As part of her Wilderness Leadership and Experiential Education course work, Katie King learned advanced rock climbing in the Linville Gorge.
Experiencing the Wilderness - Brevard College
Jennifer Kafsky, director of Brevard College’s Wilderness Leadership and Experiential Education program, says it is one of the most distinctive in the nation because of its special focus on helping students become effective and ethical leaders. Of course, teaching leadership isn’t so easy with a chalkboard. That’s why future grads are required to complete a 21-day wilderness expedition in their Immersion Semester. That gives students a strong base for handling tricky situations with future students and clients, and it prepares them for careers in wilderness therapy, experiential education, and public park operations.

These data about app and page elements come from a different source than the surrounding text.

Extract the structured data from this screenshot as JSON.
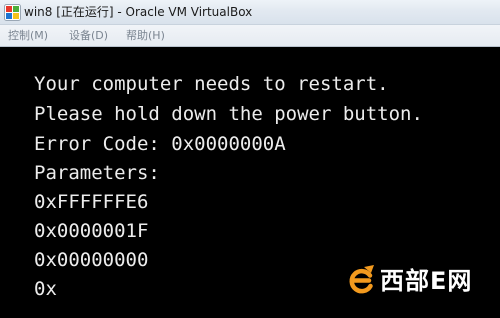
{
  "window": {
    "title": "win8 [正在运行] - Oracle VM VirtualBox",
    "app_icon": "virtualbox-icon"
  },
  "menubar": {
    "items": [
      {
        "label": "控制(M)"
      },
      {
        "label": "设备(D)"
      },
      {
        "label": "帮助(H)"
      }
    ]
  },
  "screen": {
    "lines": [
      "Your computer needs to restart.",
      "Please hold down the power button.",
      "Error Code: 0x0000000A",
      "Parameters:",
      "0xFFFFFFE6",
      "0x0000001F",
      "0x00000000",
      "0x"
    ]
  },
  "watermark": {
    "text": "西部E网",
    "logo_icon": "cnw-e-logo-icon",
    "color": "#f39a1e"
  }
}
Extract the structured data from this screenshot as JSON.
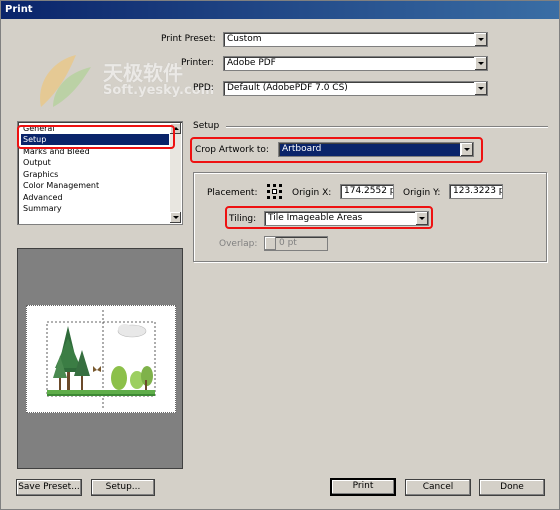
{
  "window": {
    "title": "Print"
  },
  "preset": {
    "label": "Print Preset:",
    "value": "Custom"
  },
  "printer": {
    "label": "Printer:",
    "value": "Adobe PDF"
  },
  "ppd": {
    "label": "PPD:",
    "value": "Default (AdobePDF 7.0 CS)"
  },
  "watermark": {
    "cn": "天极软件",
    "en": "Soft.yesky.com"
  },
  "categories": [
    "General",
    "Setup",
    "Marks and Bleed",
    "Output",
    "Graphics",
    "Color Management",
    "Advanced",
    "Summary"
  ],
  "section_title": "Setup",
  "crop": {
    "label": "Crop Artwork to:",
    "value": "Artboard"
  },
  "placement": {
    "label": "Placement:",
    "origin_x_label": "Origin X:",
    "origin_x_value": "174.2552 p",
    "origin_y_label": "Origin Y:",
    "origin_y_value": "123.3223 p"
  },
  "tiling": {
    "label": "Tiling:",
    "value": "Tile Imageable Areas"
  },
  "overlap": {
    "label": "Overlap:",
    "value": "0 pt"
  },
  "buttons": {
    "save_preset": "Save Preset...",
    "setup": "Setup...",
    "print": "Print",
    "cancel": "Cancel",
    "done": "Done"
  },
  "colors": {
    "highlight": "#0a246a",
    "annotation": "#e11111",
    "dialog_bg": "#d4d0c8"
  }
}
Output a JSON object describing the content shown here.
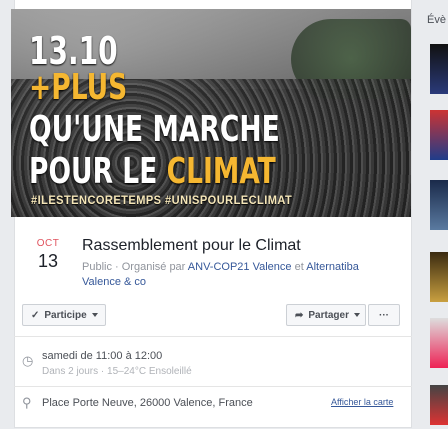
{
  "cover": {
    "line1": "13.10",
    "line2": "+PLUS",
    "line3": "QU'UNE MARCHE",
    "line4_a": "POUR LE ",
    "line4_b": "CLIMAT",
    "tags": "#ILESTENCORETEMPS #UNISPOURLECLIMAT"
  },
  "event": {
    "month": "OCT",
    "day": "13",
    "title": "Rassemblement pour le Climat",
    "privacy": "Public",
    "organized_by": "Organisé par",
    "org1": "ANV-COP21 Valence",
    "and": "et",
    "org2": "Alternatiba Valence & co"
  },
  "actions": {
    "participate": "Participe",
    "share": "Partager",
    "more": "···"
  },
  "details": {
    "when": "samedi de 11:00 à 12:00",
    "when_sub": "Dans 2 jours · 15–24°C Ensoleillé",
    "where": "Place Porte Neuve, 26000 Valence, France",
    "map_link": "Afficher la carte"
  },
  "sidebar": {
    "heading": "Évè"
  },
  "colors": {
    "accent": "#f5b731",
    "link": "#365899",
    "month": "#e0545f"
  }
}
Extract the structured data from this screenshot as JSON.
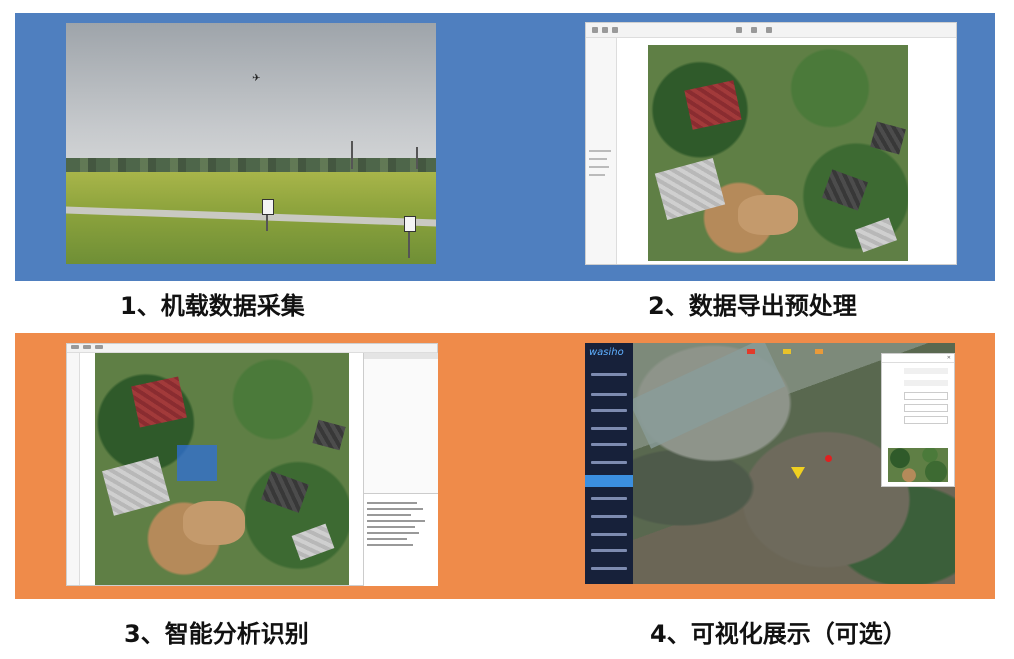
{
  "panels": [
    {
      "caption": "1、机载数据采集"
    },
    {
      "caption": "2、数据导出预处理"
    },
    {
      "caption": "3、智能分析识别"
    },
    {
      "caption": "4、可视化展示（可选）"
    }
  ],
  "dashboard": {
    "logo": "wasiho"
  },
  "colors": {
    "panel_blue": "#4f7fbf",
    "panel_orange": "#ef8b4a",
    "nav_active": "#3b8fe0",
    "sidebar_dark": "#17213a"
  }
}
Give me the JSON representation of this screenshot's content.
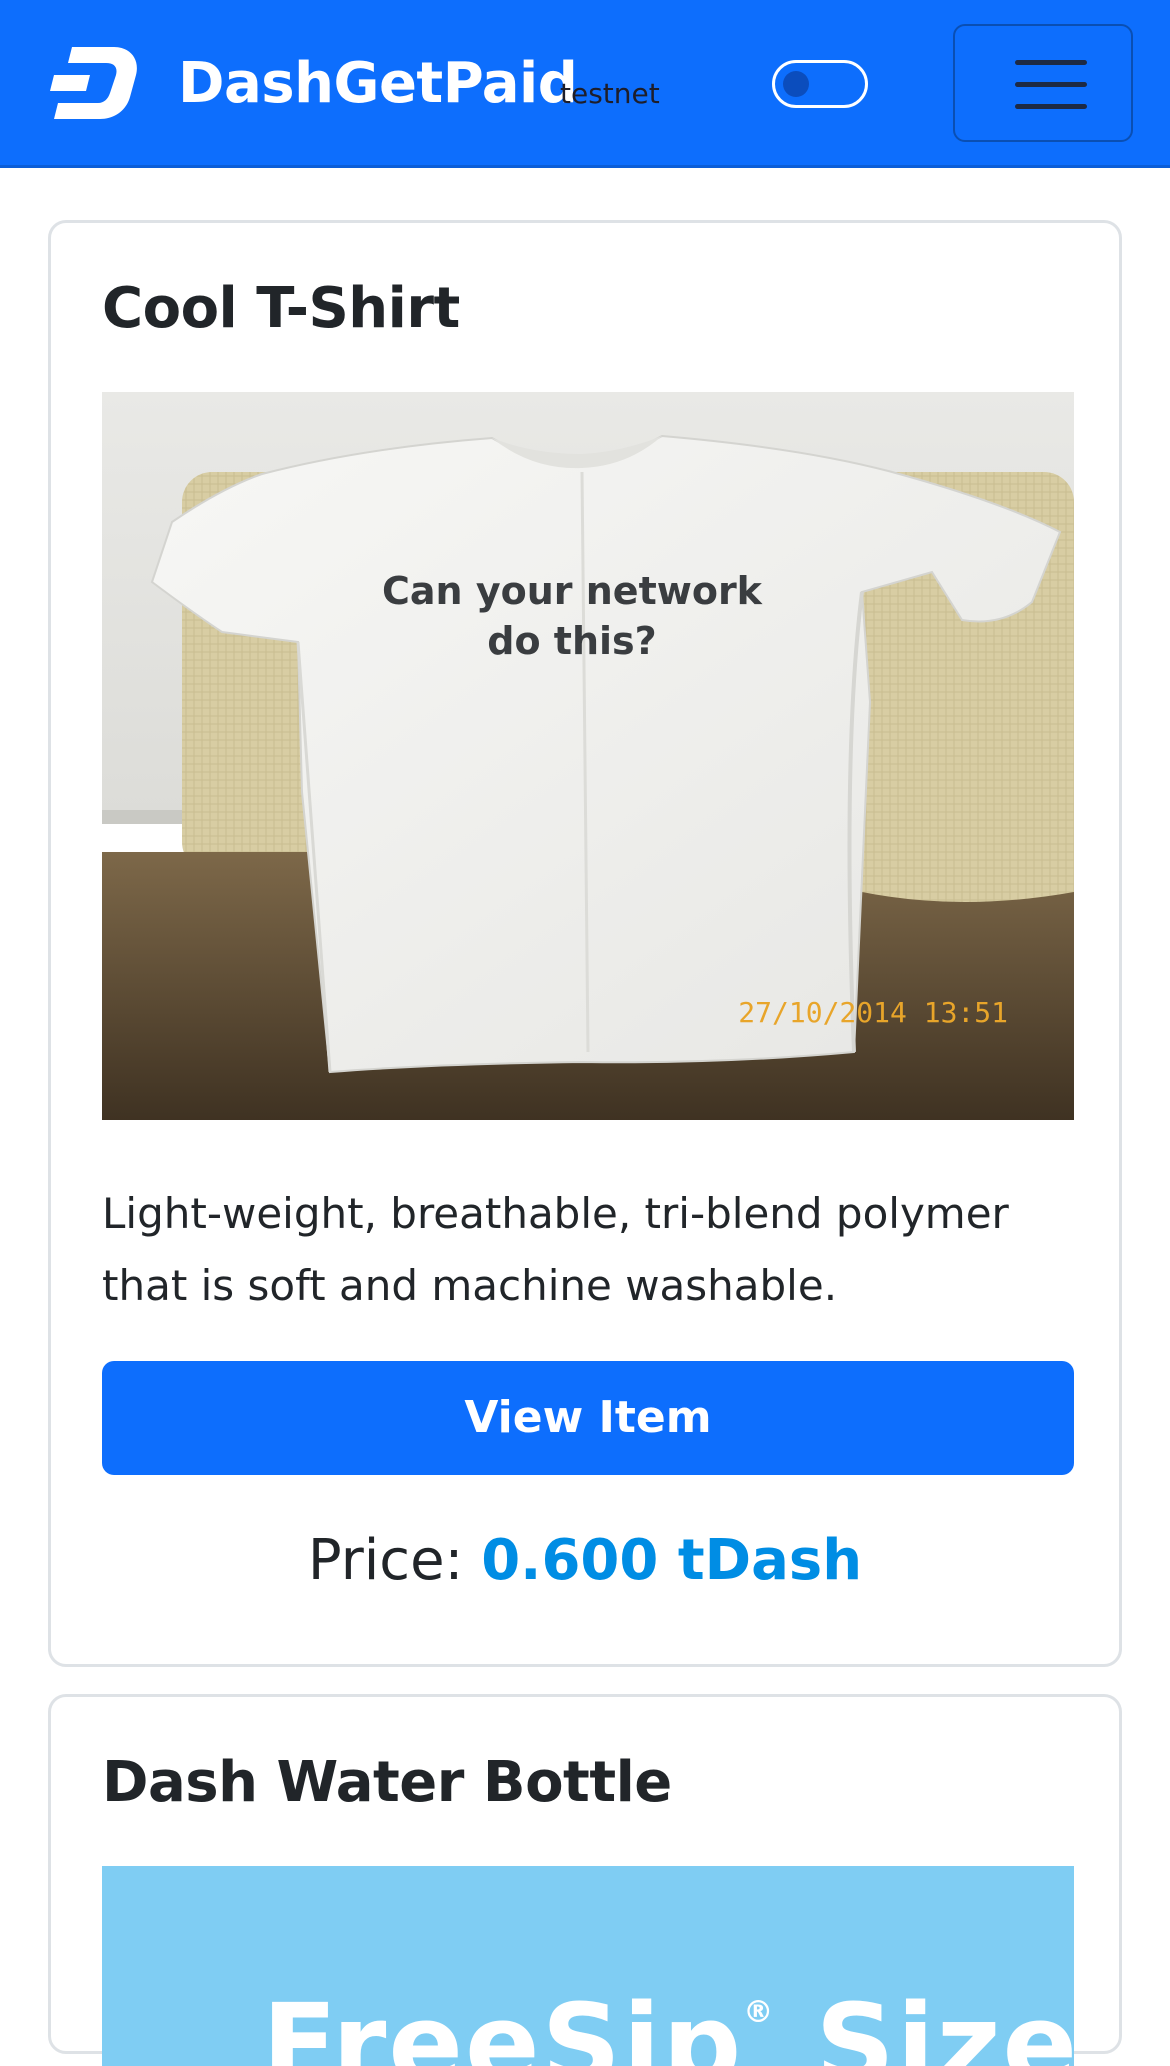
{
  "navbar": {
    "brand_name": "DashGetPaid",
    "network_label": "testnet",
    "theme_toggle_state": "off",
    "menu_icon": "hamburger-icon",
    "colors": {
      "background": "#0d6efd"
    }
  },
  "products": [
    {
      "title": "Cool T-Shirt",
      "image": {
        "shirt_text": "Can your network\ndo this?",
        "shirt_text_line1": "Can your network",
        "shirt_text_line2": "do this?",
        "date_stamp": "27/10/2014  13:51"
      },
      "description": "Light-weight, breathable, tri-blend polymer that is soft and machine washable.",
      "button_label": "View Item",
      "price_label": "Price:",
      "price_value": "0.600 tDash"
    },
    {
      "title": "Dash Water Bottle",
      "image": {
        "text": "FreeSip",
        "text_suffix": "Sizes",
        "registered_mark": "®"
      }
    }
  ],
  "colors": {
    "primary": "#0d6efd",
    "price": "#008de4",
    "card_border": "#dee2e6"
  }
}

Opening the Outdoors to All - Appalachian State University
Whether an English major or experiential education major, all ASU students are welcome to sign up for one of the adventure trips led by the university’s Outdoor Program. Not only can they explore the peaks and coves of Appalachia, but over the last decade the program has taken students on 25 international trips to countries including Canada, Peru, and New Zealand. While some student trip leaders are acquiring valuable skills for careers in outdoor recreation, non-majors participating in paddling, backpacking, or climbing also gain worthwhile life experience. “Students are living with a small group of people and are unplugged while traveling in some pretty wild and wonderful places,” explains associate director Rich Campbell. “The support we provide in challenging situations is what provides growth as students and young adults.”
Finding the Classroom in the Forest - Haywood Community College
Sorting out the difference between a red oak and white oak is just one of the skills best learned in the woods. Located in Waynesville and at the doorstep of tens of thousands of acres of public and private forests, Haywood’s Forest Management Technology program emphasizes hands-on learning, using the campus and several teaching forests as outdoor labs to give students skills in identifying trees, measuring stands, fighting fires, and surveying. The only two-year degree program in North Carolina recognized by the Society of American Foresters, it attracts students from throughout the state and region.
Making the Most of Our Great Outdoors - Western Carolina University
You’ll be hard pressed to find a better place to base a parks and recreation management program than Cullowhee. This campus’ backyard encompasses thousands of acres of public land and world-class outdoor recreational resources. Associate Professor of Parks and Recreation Management Andrew Bobilya says that among the assets of their curriculum are several decades of relationship-building with public land managers and community recreation programs throughout the region. For students, a degree prerequisite is completion of four internships amounting to over 500 hours of hands-on field experience. “Students are not only getting behind-the-scenes experience,” Bobilya notes, “but they also broaden their professional network.”
On a trail that runs through Lees-McRae’s campus, Outdoor Rec Assistant Professor Katie Wall (kneeling right) works with students practicing map and compass triangulation.
Taking the Lead - UNC Asheville
UNCA’s Outdoor Leadership Training Program is a unique development curriculum. A year-long program, the collection of courses serves as a pathway for those who aim to become outdoor trip leaders themselves. From September to April, students participate in team-building events, classroom lectures, and meetings to prep them for leading trips, says OLTP staff member Leah Belt. In addition to instruction in backcountry cooking, the basics of group dynamics, and low-impact camping, students also take on leadership roles. “Being a leader pushes them out of their comfort zones,” says Belt. “That allows them to become more confident in the classroom.
Taking Care of Outdoors Business - Lees-McRae College
Building budgets, developing marketing strategies, and evaluating balance sheets are all in a day’s work for Outdoor Recreation Management majors at Lees-McRae. Assistant professor Katie Wall says it’s the only outdoor rec program in the nation that combines a hands-on business education with skills for careers in the outdoors. “It gives our students another avenue in the outdoor industry,” she says. While students are immersed in gaining technical outdoor skills and learning experiential pedagogy, they’re also equipped with the know-how to start or manage an enterprise, whether it’s a bike shop or an outdoor program.